◆ Work task:
Every line of the entries with the word "this" in it should be shown.

◆ Records for the task:
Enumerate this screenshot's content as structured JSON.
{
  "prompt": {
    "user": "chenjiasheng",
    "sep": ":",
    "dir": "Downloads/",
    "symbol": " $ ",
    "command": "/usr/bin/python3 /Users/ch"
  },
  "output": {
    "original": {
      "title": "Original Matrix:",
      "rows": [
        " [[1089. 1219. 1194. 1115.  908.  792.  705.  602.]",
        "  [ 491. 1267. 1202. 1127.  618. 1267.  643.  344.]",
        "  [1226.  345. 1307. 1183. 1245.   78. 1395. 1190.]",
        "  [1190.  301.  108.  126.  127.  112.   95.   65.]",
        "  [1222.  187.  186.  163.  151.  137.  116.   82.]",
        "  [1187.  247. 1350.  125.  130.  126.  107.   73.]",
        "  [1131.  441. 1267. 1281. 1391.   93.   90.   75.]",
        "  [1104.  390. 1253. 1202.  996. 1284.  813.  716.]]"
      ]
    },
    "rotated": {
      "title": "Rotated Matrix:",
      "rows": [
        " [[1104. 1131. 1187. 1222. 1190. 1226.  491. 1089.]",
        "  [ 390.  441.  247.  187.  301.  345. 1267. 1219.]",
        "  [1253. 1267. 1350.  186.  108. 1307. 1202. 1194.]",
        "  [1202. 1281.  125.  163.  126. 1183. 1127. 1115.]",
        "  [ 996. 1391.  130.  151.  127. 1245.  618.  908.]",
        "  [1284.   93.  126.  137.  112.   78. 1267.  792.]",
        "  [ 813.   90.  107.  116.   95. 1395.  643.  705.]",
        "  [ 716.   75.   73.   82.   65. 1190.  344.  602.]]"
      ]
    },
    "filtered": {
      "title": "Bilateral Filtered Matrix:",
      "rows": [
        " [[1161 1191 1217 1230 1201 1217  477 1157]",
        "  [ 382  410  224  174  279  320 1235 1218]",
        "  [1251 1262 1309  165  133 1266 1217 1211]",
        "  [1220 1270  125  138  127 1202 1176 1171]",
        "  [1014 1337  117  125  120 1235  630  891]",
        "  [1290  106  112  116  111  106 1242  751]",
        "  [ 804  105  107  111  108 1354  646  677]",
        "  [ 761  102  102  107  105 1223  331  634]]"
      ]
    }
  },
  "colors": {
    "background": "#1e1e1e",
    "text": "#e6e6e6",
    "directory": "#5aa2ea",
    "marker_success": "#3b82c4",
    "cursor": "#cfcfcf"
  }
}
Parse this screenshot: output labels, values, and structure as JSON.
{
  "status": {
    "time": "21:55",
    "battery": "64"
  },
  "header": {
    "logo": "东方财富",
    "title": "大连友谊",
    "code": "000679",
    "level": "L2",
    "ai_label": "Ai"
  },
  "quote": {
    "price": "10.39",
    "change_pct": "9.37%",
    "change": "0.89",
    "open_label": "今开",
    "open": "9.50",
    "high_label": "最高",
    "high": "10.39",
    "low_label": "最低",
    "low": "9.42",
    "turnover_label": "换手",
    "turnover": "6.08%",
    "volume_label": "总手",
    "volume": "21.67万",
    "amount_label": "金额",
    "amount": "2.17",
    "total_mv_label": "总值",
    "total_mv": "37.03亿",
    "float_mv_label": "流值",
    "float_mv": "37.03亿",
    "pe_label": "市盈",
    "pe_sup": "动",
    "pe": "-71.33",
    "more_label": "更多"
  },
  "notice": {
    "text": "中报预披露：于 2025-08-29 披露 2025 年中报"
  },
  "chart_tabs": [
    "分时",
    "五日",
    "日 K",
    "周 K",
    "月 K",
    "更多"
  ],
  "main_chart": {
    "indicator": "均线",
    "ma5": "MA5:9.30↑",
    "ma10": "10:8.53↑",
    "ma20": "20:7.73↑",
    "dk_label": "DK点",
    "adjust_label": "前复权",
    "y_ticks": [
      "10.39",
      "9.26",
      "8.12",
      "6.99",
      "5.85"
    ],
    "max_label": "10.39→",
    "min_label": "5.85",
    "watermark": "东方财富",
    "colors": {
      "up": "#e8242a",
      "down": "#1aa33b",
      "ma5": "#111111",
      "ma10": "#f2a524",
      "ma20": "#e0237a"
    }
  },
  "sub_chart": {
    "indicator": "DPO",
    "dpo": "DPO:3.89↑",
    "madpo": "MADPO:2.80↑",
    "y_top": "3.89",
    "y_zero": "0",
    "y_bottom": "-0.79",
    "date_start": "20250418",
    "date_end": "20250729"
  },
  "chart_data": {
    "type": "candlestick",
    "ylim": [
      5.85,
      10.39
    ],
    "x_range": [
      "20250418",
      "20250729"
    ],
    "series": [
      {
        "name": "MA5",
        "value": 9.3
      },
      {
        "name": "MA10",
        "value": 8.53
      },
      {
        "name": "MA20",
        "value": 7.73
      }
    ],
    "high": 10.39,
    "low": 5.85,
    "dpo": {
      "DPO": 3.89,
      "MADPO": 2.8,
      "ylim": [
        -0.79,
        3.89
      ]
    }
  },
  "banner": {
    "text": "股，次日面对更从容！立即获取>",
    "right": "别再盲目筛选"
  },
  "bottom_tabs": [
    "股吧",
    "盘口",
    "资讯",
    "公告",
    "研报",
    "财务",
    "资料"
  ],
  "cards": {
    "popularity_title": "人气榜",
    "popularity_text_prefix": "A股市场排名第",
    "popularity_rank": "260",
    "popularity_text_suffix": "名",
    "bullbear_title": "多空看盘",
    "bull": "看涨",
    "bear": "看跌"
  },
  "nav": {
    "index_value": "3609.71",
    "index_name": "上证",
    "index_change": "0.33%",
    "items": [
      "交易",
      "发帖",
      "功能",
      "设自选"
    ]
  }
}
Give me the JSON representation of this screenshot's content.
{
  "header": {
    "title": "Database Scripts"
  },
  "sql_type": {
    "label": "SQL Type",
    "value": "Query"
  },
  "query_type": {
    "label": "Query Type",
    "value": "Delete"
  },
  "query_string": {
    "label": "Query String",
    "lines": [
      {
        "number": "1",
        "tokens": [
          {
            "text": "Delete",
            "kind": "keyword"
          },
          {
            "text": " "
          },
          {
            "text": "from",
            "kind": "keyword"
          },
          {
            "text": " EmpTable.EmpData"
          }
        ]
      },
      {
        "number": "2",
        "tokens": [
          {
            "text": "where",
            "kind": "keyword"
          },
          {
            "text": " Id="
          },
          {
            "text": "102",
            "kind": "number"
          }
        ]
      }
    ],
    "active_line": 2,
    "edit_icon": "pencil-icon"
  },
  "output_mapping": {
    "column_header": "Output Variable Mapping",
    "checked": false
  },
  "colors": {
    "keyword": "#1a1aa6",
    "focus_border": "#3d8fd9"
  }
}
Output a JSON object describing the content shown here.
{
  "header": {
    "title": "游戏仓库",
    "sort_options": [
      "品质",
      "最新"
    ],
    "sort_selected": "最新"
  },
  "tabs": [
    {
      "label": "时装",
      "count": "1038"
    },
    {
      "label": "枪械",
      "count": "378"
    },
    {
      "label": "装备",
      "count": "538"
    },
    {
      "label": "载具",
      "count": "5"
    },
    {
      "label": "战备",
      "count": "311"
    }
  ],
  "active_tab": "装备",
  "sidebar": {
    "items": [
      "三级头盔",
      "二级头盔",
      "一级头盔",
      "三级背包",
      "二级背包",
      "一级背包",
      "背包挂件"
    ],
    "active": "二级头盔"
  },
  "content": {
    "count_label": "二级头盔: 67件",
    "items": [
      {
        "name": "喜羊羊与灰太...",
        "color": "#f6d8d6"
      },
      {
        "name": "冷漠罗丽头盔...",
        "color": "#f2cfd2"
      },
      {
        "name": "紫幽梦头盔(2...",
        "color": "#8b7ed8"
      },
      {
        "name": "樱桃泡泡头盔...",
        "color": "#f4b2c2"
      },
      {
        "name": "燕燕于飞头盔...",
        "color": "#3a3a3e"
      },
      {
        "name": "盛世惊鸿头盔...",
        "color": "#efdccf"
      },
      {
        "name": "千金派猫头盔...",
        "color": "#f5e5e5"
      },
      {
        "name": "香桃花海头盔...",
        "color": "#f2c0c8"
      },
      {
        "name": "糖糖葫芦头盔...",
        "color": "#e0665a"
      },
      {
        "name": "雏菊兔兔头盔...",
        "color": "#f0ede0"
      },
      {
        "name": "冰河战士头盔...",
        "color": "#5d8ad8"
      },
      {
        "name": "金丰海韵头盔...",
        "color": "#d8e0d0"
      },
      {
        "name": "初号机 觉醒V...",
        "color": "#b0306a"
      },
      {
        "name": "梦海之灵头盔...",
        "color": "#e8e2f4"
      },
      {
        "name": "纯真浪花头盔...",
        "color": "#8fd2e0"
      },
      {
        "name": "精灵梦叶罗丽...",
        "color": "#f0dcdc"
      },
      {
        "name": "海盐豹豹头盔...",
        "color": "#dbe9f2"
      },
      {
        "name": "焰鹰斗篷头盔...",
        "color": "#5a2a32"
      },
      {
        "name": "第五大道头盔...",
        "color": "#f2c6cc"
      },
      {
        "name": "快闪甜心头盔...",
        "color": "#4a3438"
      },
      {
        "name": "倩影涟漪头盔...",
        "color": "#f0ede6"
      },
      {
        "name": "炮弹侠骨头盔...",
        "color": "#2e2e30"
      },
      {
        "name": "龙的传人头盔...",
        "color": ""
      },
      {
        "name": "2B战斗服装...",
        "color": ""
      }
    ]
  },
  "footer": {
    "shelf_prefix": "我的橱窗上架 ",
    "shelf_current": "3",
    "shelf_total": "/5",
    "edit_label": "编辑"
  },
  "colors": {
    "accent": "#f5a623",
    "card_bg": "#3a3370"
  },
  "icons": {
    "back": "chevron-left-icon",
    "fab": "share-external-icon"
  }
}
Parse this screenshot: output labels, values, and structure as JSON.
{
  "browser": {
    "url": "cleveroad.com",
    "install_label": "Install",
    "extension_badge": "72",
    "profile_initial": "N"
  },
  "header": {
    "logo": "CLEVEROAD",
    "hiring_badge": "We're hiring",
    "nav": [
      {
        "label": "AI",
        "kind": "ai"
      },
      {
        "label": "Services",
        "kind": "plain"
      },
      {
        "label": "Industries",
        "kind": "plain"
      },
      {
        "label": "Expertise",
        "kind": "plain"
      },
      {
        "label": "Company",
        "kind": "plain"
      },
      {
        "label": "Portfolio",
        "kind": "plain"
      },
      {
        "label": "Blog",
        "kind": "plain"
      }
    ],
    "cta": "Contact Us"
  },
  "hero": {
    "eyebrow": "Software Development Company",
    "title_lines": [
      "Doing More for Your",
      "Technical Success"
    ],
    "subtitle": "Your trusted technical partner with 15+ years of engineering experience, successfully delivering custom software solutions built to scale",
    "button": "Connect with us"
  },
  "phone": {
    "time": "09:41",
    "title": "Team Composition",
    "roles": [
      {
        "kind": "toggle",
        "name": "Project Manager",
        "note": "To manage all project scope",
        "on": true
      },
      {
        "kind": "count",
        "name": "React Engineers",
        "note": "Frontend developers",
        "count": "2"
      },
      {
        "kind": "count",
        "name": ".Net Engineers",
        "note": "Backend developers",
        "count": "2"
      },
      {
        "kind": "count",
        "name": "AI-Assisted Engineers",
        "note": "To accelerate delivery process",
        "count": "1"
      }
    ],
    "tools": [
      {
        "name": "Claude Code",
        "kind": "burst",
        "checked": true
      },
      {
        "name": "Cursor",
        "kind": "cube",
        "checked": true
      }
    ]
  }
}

◆ Worked solution:
Enumerate this screenshot's content as structured JSON.
Parse this screenshot: output labels, values, and structure as JSON.
Give me the JSON representation of this screenshot's content.
Parse this screenshot: output labels, values, and structure as JSON.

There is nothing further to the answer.